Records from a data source
^^^^

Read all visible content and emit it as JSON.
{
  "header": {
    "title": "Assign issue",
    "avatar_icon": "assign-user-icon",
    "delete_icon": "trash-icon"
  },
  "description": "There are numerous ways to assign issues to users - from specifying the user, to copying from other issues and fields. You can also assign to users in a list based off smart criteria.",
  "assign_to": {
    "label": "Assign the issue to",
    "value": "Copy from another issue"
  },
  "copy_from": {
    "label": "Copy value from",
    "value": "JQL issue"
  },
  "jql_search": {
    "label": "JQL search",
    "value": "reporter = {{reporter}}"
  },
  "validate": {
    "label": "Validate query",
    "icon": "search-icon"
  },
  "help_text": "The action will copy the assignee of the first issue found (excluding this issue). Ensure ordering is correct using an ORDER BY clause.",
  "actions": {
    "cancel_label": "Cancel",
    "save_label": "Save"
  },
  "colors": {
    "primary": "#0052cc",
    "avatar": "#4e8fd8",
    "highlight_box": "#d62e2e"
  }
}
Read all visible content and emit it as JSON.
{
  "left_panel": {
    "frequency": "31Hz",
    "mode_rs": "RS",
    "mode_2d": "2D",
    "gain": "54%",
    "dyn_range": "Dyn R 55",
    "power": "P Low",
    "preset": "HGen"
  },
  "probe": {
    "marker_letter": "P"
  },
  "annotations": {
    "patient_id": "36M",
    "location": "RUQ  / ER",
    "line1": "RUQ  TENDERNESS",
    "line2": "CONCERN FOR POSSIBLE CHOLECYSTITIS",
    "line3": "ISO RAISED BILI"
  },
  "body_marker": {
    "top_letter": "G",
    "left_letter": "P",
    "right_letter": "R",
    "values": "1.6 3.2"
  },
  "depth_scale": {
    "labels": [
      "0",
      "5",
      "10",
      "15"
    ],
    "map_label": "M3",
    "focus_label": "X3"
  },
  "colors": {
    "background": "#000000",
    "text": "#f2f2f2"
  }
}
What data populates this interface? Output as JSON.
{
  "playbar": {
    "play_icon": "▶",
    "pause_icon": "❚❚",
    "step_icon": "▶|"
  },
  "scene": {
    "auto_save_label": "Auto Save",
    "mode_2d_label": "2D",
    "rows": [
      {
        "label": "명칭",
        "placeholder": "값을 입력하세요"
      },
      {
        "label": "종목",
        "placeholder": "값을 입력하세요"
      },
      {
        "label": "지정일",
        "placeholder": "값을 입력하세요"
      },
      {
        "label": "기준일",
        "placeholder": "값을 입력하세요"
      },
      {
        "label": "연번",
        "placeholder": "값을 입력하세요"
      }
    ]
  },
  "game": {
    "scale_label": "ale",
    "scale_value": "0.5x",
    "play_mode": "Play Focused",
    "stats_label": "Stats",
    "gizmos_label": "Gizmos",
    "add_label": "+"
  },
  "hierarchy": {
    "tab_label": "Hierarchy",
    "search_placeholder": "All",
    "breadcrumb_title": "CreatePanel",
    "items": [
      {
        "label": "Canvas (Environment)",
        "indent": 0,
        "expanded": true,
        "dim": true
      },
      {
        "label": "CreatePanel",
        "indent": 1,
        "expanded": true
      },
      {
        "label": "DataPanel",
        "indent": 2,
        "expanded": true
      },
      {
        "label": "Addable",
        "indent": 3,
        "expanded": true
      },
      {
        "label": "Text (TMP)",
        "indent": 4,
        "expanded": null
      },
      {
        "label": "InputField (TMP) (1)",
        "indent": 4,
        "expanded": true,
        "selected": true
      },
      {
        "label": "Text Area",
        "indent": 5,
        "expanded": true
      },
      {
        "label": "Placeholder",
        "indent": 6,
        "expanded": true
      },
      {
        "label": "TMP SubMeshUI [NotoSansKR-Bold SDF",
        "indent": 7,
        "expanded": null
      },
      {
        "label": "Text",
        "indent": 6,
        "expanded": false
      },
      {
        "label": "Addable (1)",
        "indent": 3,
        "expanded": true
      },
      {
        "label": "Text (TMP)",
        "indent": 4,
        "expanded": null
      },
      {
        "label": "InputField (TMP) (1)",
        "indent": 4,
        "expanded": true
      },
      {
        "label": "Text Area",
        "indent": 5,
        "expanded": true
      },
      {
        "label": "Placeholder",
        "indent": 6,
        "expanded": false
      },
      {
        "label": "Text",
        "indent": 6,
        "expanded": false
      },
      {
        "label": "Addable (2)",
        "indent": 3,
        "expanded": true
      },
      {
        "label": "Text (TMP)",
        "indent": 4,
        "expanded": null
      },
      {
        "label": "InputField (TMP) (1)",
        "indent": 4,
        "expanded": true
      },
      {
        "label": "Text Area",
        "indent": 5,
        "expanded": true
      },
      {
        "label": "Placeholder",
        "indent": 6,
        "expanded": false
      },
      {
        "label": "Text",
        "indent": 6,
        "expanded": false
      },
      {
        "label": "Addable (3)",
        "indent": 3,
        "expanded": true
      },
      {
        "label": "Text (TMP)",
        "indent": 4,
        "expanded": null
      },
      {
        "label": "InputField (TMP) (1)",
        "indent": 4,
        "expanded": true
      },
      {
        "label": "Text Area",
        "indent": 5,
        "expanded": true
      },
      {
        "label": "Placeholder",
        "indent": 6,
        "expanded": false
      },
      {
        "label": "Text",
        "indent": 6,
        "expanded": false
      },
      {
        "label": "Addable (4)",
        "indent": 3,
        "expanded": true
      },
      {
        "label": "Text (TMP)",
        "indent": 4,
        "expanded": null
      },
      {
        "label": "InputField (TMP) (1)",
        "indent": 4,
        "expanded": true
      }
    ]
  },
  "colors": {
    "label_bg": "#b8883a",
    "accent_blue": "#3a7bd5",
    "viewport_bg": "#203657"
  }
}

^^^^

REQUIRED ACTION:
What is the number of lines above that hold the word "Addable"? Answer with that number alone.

ANSWER BOX:
5